:: AVAILABLE DATA ::

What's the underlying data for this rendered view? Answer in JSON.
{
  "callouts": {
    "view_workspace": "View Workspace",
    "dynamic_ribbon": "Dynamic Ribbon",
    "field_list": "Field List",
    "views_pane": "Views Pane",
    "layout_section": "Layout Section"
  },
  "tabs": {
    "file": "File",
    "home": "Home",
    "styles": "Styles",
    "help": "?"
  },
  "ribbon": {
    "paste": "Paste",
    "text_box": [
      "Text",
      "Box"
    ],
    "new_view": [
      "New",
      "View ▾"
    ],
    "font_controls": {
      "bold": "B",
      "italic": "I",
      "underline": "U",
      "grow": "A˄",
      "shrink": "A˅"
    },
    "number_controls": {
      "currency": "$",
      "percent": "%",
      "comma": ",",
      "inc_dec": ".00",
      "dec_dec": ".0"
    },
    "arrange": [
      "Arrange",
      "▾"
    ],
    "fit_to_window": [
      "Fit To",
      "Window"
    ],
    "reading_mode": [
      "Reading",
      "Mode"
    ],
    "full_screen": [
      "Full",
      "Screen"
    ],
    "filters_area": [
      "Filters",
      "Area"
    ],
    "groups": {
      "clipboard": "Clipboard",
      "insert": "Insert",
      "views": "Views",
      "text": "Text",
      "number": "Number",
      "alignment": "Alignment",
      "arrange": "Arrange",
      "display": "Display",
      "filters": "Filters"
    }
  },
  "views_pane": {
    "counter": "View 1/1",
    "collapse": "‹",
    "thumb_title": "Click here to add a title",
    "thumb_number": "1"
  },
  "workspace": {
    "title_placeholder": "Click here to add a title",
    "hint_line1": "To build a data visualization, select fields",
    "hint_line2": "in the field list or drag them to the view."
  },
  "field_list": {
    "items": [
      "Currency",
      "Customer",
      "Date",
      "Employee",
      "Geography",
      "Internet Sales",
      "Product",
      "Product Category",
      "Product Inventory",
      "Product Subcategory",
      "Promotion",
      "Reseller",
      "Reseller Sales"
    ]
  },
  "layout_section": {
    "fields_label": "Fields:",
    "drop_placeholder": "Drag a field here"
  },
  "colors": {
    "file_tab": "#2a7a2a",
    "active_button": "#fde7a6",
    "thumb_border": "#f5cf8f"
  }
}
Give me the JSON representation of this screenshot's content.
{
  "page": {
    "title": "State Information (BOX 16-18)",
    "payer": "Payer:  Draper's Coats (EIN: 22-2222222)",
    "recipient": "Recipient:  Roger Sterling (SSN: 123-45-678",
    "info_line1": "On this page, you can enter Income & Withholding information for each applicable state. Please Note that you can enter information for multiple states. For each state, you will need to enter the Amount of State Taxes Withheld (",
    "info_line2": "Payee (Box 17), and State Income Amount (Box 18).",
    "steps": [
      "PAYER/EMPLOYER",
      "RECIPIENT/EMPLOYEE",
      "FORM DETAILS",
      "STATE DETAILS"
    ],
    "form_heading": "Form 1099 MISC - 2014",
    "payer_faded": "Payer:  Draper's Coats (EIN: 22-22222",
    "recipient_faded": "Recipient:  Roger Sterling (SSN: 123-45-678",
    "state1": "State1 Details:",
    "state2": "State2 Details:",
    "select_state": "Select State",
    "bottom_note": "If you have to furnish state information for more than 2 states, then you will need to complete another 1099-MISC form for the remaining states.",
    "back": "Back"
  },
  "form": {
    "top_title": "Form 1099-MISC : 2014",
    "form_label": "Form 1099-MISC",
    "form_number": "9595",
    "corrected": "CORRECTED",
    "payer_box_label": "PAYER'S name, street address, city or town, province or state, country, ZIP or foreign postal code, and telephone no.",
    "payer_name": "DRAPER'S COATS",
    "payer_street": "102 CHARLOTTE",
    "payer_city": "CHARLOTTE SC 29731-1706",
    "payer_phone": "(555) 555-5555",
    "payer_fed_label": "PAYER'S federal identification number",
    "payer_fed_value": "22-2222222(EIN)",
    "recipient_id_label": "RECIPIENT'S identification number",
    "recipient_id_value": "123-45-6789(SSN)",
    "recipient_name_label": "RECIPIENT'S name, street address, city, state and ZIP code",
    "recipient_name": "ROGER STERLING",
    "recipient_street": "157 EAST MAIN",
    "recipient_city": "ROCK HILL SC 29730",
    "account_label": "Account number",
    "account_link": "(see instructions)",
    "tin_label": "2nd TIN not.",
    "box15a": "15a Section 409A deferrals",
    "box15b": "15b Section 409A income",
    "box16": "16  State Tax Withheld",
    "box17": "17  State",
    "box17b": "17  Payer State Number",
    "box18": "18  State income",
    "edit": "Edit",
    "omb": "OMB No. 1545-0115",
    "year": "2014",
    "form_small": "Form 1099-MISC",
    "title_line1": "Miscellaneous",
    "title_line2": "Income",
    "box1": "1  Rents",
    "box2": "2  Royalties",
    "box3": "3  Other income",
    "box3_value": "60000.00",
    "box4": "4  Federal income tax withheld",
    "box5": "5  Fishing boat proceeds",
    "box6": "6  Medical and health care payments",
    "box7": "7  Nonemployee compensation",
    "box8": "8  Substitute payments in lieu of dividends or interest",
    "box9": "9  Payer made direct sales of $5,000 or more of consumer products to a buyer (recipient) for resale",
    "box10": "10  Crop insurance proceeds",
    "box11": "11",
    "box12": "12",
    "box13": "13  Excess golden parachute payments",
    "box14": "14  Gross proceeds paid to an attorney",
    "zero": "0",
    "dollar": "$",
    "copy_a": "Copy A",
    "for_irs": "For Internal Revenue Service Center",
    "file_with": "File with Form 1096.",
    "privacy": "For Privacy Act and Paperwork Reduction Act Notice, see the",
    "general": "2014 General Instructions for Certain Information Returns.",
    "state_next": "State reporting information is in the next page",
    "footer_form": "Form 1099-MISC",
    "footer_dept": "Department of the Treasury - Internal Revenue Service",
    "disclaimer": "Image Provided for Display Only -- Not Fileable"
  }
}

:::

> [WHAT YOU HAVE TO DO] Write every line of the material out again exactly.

> [RESPONSE AREA]
What's the underlying data for this rendered view? Answer in JSON.
{
  "callouts": {
    "view_workspace": "View Workspace",
    "dynamic_ribbon": "Dynamic Ribbon",
    "field_list": "Field List",
    "views_pane": "Views Pane",
    "layout_section": "Layout Section"
  },
  "tabs": {
    "file": "File",
    "home": "Home",
    "styles": "Styles",
    "help": "?"
  },
  "ribbon": {
    "paste": "Paste",
    "text_box": [
      "Text",
      "Box"
    ],
    "new_view": [
      "New",
      "View ▾"
    ],
    "font_controls": {
      "bold": "B",
      "italic": "I",
      "underline": "U",
      "grow": "A˄",
      "shrink": "A˅"
    },
    "number_controls": {
      "currency": "$",
      "percent": "%",
      "comma": ",",
      "inc_dec": ".00",
      "dec_dec": ".0"
    },
    "arrange": [
      "Arrange",
      "▾"
    ],
    "fit_to_window": [
      "Fit To",
      "Window"
    ],
    "reading_mode": [
      "Reading",
      "Mode"
    ],
    "full_screen": [
      "Full",
      "Screen"
    ],
    "filters_area": [
      "Filters",
      "Area"
    ],
    "groups": {
      "clipboard": "Clipboard",
      "insert": "Insert",
      "views": "Views",
      "text": "Text",
      "number": "Number",
      "alignment": "Alignment",
      "arrange": "Arrange",
      "display": "Display",
      "filters": "Filters"
    }
  },
  "views_pane": {
    "counter": "View 1/1",
    "collapse": "‹",
    "thumb_title": "Click here to add a title",
    "thumb_number": "1"
  },
  "workspace": {
    "title_placeholder": "Click here to add a title",
    "hint_line1": "To build a data visualization, select fields",
    "hint_line2": "in the field list or drag them to the view."
  },
  "field_list": {
    "items": [
      "Currency",
      "Customer",
      "Date",
      "Employee",
      "Geography",
      "Internet Sales",
      "Product",
      "Product Category",
      "Product Inventory",
      "Product Subcategory",
      "Promotion",
      "Reseller",
      "Reseller Sales"
    ]
  },
  "layout_section": {
    "fields_label": "Fields:",
    "drop_placeholder": "Drag a field here"
  },
  "colors": {
    "file_tab": "#2a7a2a",
    "active_button": "#fde7a6",
    "thumb_border": "#f5cf8f"
  }
}
Give me the JSON representation of this screenshot's content.
{
  "page": {
    "title": "State Information (BOX 16-18)",
    "payer": "Payer:  Draper's Coats (EIN: 22-2222222)",
    "recipient": "Recipient:  Roger Sterling (SSN: 123-45-678",
    "info_line1": "On this page, you can enter Income & Withholding information for each applicable state. Please Note that you can enter information for multiple states. For each state, you will need to enter the Amount of State Taxes Withheld (",
    "info_line2": "Payee (Box 17), and State Income Amount (Box 18).",
    "steps": [
      "PAYER/EMPLOYER",
      "RECIPIENT/EMPLOYEE",
      "FORM DETAILS",
      "STATE DETAILS"
    ],
    "form_heading": "Form 1099 MISC - 2014",
    "payer_faded": "Payer:  Draper's Coats (EIN: 22-22222",
    "recipient_faded": "Recipient:  Roger Sterling (SSN: 123-45-678",
    "state1": "State1 Details:",
    "state2": "State2 Details:",
    "select_state": "Select State",
    "bottom_note": "If you have to furnish state information for more than 2 states, then you will need to complete another 1099-MISC form for the remaining states.",
    "back": "Back"
  },
  "form": {
    "top_title": "Form 1099-MISC : 2014",
    "form_label": "Form 1099-MISC",
    "form_number": "9595",
    "corrected": "CORRECTED",
    "payer_box_label": "PAYER'S name, street address, city or town, province or state, country, ZIP or foreign postal code, and telephone no.",
    "payer_name": "DRAPER'S COATS",
    "payer_street": "102 CHARLOTTE",
    "payer_city": "CHARLOTTE SC 29731-1706",
    "payer_phone": "(555) 555-5555",
    "payer_fed_label": "PAYER'S federal identification number",
    "payer_fed_value": "22-2222222(EIN)",
    "recipient_id_label": "RECIPIENT'S identification number",
    "recipient_id_value": "123-45-6789(SSN)",
    "recipient_name_label": "RECIPIENT'S name, street address, city, state and ZIP code",
    "recipient_name": "ROGER STERLING",
    "recipient_street": "157 EAST MAIN",
    "recipient_city": "ROCK HILL SC 29730",
    "account_label": "Account number",
    "account_link": "(see instructions)",
    "tin_label": "2nd TIN not.",
    "box15a": "15a Section 409A deferrals",
    "box15b": "15b Section 409A income",
    "box16": "16  State Tax Withheld",
    "box17": "17  State",
    "box17b": "17  Payer State Number",
    "box18": "18  State income",
    "edit": "Edit",
    "omb": "OMB No. 1545-0115",
    "year": "2014",
    "form_small": "Form 1099-MISC",
    "title_line1": "Miscellaneous",
    "title_line2": "Income",
    "box1": "1  Rents",
    "box2": "2  Royalties",
    "box3": "3  Other income",
    "box3_value": "60000.00",
    "box4": "4  Federal income tax withheld",
    "box5": "5  Fishing boat proceeds",
    "box6": "6  Medical and health care payments",
    "box7": "7  Nonemployee compensation",
    "box8": "8  Substitute payments in lieu of dividends or interest",
    "box9": "9  Payer made direct sales of $5,000 or more of consumer products to a buyer (recipient) for resale",
    "box10": "10  Crop insurance proceeds",
    "box11": "11",
    "box12": "12",
    "box13": "13  Excess golden parachute payments",
    "box14": "14  Gross proceeds paid to an attorney",
    "zero": "0",
    "dollar": "$",
    "copy_a": "Copy A",
    "for_irs": "For Internal Revenue Service Center",
    "file_with": "File with Form 1096.",
    "privacy": "For Privacy Act and Paperwork Reduction Act Notice, see the",
    "general": "2014 General Instructions for Certain Information Returns.",
    "state_next": "State reporting information is in the next page",
    "footer_form": "Form 1099-MISC",
    "footer_dept": "Department of the Treasury - Internal Revenue Service",
    "disclaimer": "Image Provided for Display Only -- Not Fileable"
  }
}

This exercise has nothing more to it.